Cal’s dilemma won’t hurt college baseball
What coach Dave Esquer and the California baseball program is experiencing right now is something we never want a college baseball program to go through again.
There have been programs in past years get the axe, but no elimination has received as much media coverage and attention for obvious reasons. No offense to Providence and other schools that have gone through this, but this is California, a major institution, a Pac-10 school, and a national name that we’re talking about.
Sympathy for Esquer and the Golden Bears recently reached another level when sources divulged that star freshman Eric Jaffe likely would be transferring to UCLA during the Christmas break, and that star pitcher Justin Jones also would be transferring from the program. Jones has indicated he won’t transfer until after the spring, and only if the Golden Bears don’t reinstate the program. The Bears likely won’t be as lucky with Jaffe.
No names of other potential transfers have surfaced, so chances are good the Bears won’t have to deal with more departures before the 2011 season. However, the stress surrounding the potential transfers and the overall situation must be overbearing for Esquer and his coaching staff.
Hope in keeping the baseball program remains. Though California officials have yet to set a specific price tag for bringing back the baseball program, the group “Save Cal Baseball” estimates approximately $12.5 million is needed to keep it. That figure would protect Cal baseball and four other eliminated sports financially for the next four years. All eliminated programs must be financially funded to bring back baseball for reasons included in Title IX.
The organization has had more than $5 million in pledges thus far, and hopes to reach the $10-million mark by January.
Still, time will tell if the Cal administration is serious about bringing all the programs back if the finances are there. We’re more than skeptical about their intentions.
On a larger scale is the fact Cal is entertaining this a bad sign for college baseball?
Some coaches, primarily on the West Coast, and even part of prestigious programs, have argued that if a big-name institution such as Cal could consider cutting baseball, it could set the precedent for administrators at other colleges to do the same.
Some schools in the state of California might have reason to worry because of the out-of-whack government spending that has led to major budgetary constraints inside the state’s university systems.
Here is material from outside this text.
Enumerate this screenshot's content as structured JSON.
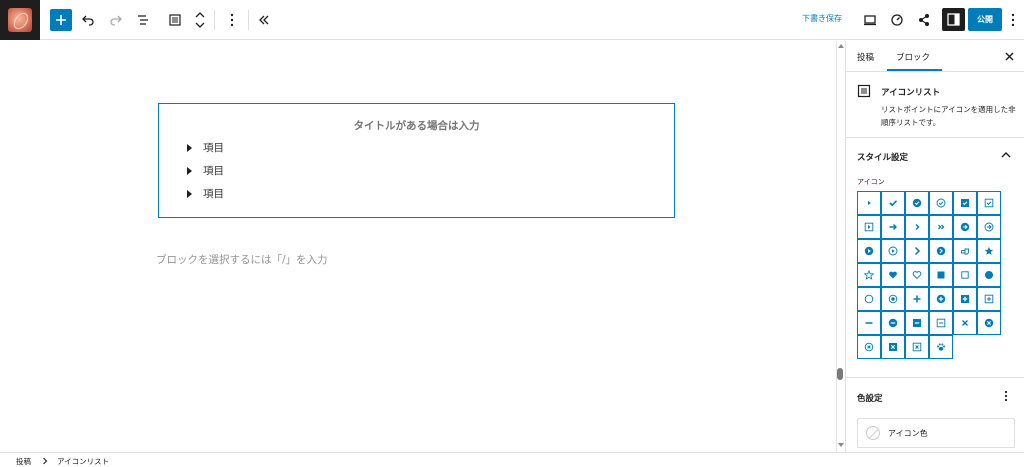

But other than Cal, sources indicate no other schools, at least for now, are considering eliminating their baseball programs.
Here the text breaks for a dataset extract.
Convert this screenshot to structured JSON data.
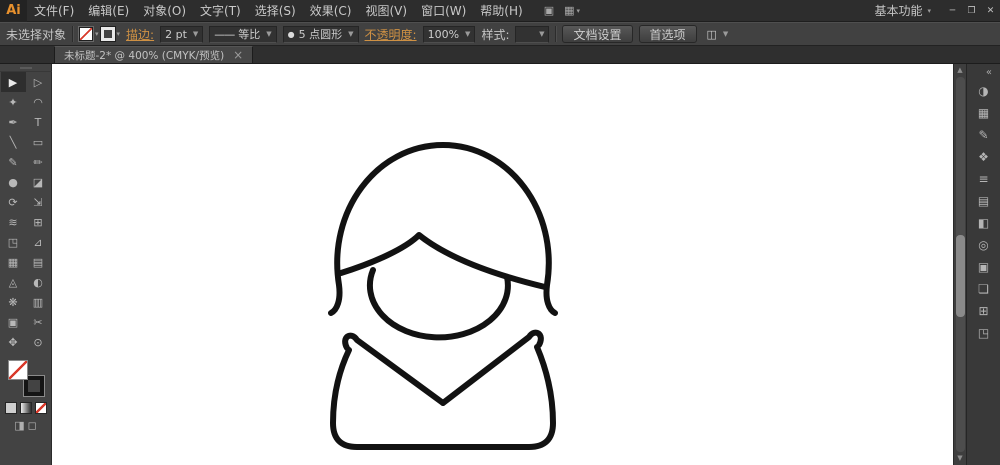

And contrary to the overboard reactions of coaches and others following Cal’s news, college baseball as a whole isn’t in trouble because of Cal. If anything, the administrators at Cal chose to overreact while others around the country are helping the sport take more steps forward.
Most signs point to college baseball remaining healthy and prospering more in the future.
The NCAA and Omaha, because of the amount of money made and popularity of the College World Series, is nearing completion of a new downtown facility that rival will some of the nation’s best professional baseball stadiums.
The NCAA continues to make more money each season from the NCAA Regionals and Super Regionals, while more television opportunities are arising. Just two weeks ago the SEC announced a deal with ESPNU, where the conference will have seven “SEC Games of the Week” on Thursday nights beginning April 7. Considering ESPNU now is filtered into 73 million homes, that news is important for the sport in addition to other televised games.
More from a television standpoint must and will be done.
On the facilities front, college baseball has become a quieter extension of the arms races that already engulf college football and basketball.
Texas A&M recently announced it was redoing its stadium for a price tag of $24 million, which includes a $7 million donation from Blue Bell Creameries that includes partial naming rights.
UCLA continues to discuss plans for major renovations to Jackie Robinson Stadium, while even programs such as Campbell and South Florida have joined the arms race. Campbell, a member of the Atlantic Sun, is making major improvements to a stadium that will hold 2,000 spectators, while South Florida’s new ballpark will hold approximately 2,500 fans. Connecticut, which became a household name last season, is one of many programs in the discussion stages for major and pricey facility improvements.
Other programs, primarily on the smaller level, have sent out releases since last season announcing the additions of new playing surfaces. Though small in scale, improvements of any kind show administrators are serious about making stronger commitments.
In the meantime, California, a program that will enter next season in the top 25, has no clue what to make of its future. For now, it must assume, no matter how much money is raised, that all coaches will be without jobs after the spring, and that all players must find new destinations.
There’s also the possibility the program is saved by a group of generous donors.
But no matter what happens at Cal, college baseball isn’t in any danger of losing steam. If anything, the sport’s future is brighter than ever.
It’s just unfortunate the Cal administration lacks a true visionary … for now.